Medicine cross pollinates from one field to another — we call it innovation. There is a long tradition of taking drugs and devices approved for one purpose and using them for another purpose. Once a device is FDA approved, physicians can (at their peril) use them for pretty much whatever they like. So it is with mesh. I believe that making it harder to get mesh approved for hernia repairs isn’t going to make it less likely to erode into women’s vaginas — it’s just going to slow down the process of getting discoveries into the clinics and into the O.R.

And the cowboy gynecologic surgeons? These are the innovators who brought about the successful mesh sling procedures that now cure 95 percent of women of incontinence in 30 minutes (when surgeries with 50 percent success rates used to take 5 hours in the O.R. and require weeks of recovery). Millions of women have benefited from the extraordinary era of innovation in gynecologic surgery over the past 15 years. Do we really want these surgeons to stop innovating?

Remember to check out the full story here!

A Few Questions Lingering About Implant Recalls


New Questions Raised on Implant Recalls


When implanted medical device products starts breaking, what is the basic human response from the creators of those devices?

One answer can be found in the case of a hernia repair device made by a subsidiary of C. R. Bard Inc. In late 2005, the company sent out a recall, urging doctors to stop using some versions of the product because a plastic component could break and cut through a patient’s internal organs and tissue.

At the time, Bard executives said they knew about some serious injuries potentially caused by the device, which is known as the Kugel patch. Since then, the Food and Drug Administration has received reports of more than 80 injuries and other problems possibly related to it, including several fatalities.
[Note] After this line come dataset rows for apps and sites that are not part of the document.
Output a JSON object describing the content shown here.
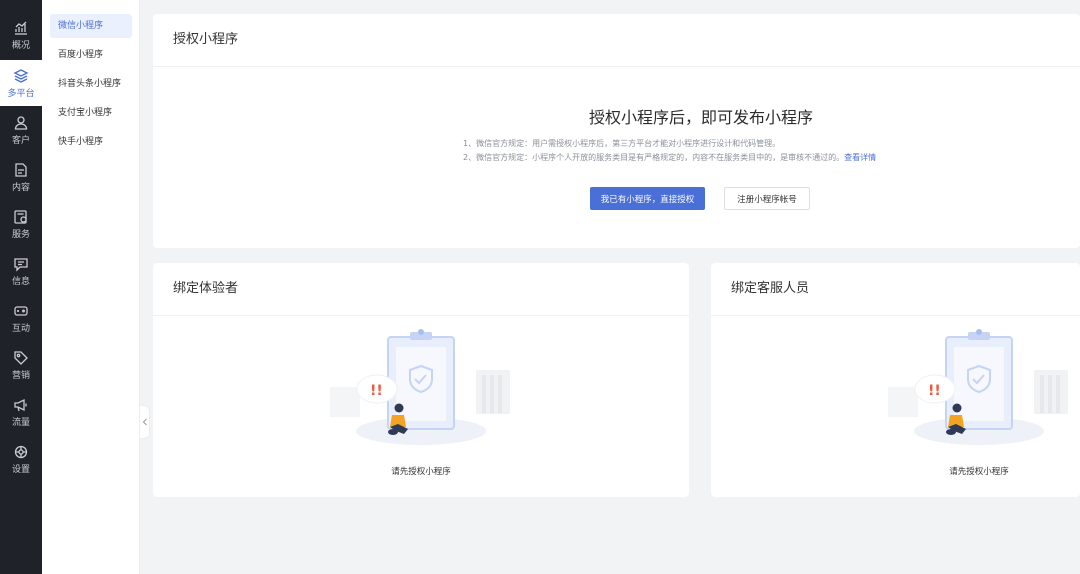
{
  "rail": {
    "items": [
      {
        "label": "概况",
        "icon": "chart-icon"
      },
      {
        "label": "多平台",
        "icon": "layers-icon",
        "active": true
      },
      {
        "label": "客户",
        "icon": "user-icon"
      },
      {
        "label": "内容",
        "icon": "document-icon"
      },
      {
        "label": "服务",
        "icon": "service-icon"
      },
      {
        "label": "信息",
        "icon": "message-icon"
      },
      {
        "label": "互动",
        "icon": "gamepad-icon"
      },
      {
        "label": "营销",
        "icon": "tag-icon"
      },
      {
        "label": "流量",
        "icon": "megaphone-icon"
      },
      {
        "label": "设置",
        "icon": "settings-icon"
      }
    ]
  },
  "submenu": {
    "items": [
      {
        "label": "微信小程序",
        "active": true
      },
      {
        "label": "百度小程序"
      },
      {
        "label": "抖音头条小程序"
      },
      {
        "label": "支付宝小程序"
      },
      {
        "label": "快手小程序"
      }
    ]
  },
  "auth_card": {
    "title": "授权小程序",
    "headline": "授权小程序后，即可发布小程序",
    "rule1": "1、微信官方规定：用户需授权小程序后，第三方平台才能对小程序进行设计和代码管理。",
    "rule2": "2、微信官方规定：小程序个人开放的服务类目是有严格规定的，内容不在服务类目中的，是审核不通过的。",
    "rule2_link": "查看详情",
    "primary_button": "我已有小程序，直接授权",
    "secondary_button": "注册小程序帐号"
  },
  "tester_card": {
    "title": "绑定体验者",
    "empty_text": "请先授权小程序"
  },
  "cs_card": {
    "title": "绑定客服人员",
    "empty_text": "请先授权小程序"
  },
  "colors": {
    "accent": "#4a6fd6",
    "rail_bg": "#1f2229",
    "page_bg": "#f2f3f5"
  }
}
Bard officials said recently in a statement that they had not recalled the product sooner because complaints about failures were too few and unrelated to raise any alarms. The company also said that both it and the subsidiary, Davol Inc., had reacted responsibly.

But when F.D.A. officials inspected Davol in early 2006, they apparently found other reasons that company officials and the agency might not have been alerted earlier. For example, inspectors reported “discrepancies” and “inconsistencies” in how Davol tracked and analyzed device-related complaints.

And, in several instances, Davol also did not accurately report the possible severity of complaints to the agency, a copy of an inspection report obtained by The New York Times under the Freedom of Information Act shows.

You can read the full article here >> full story.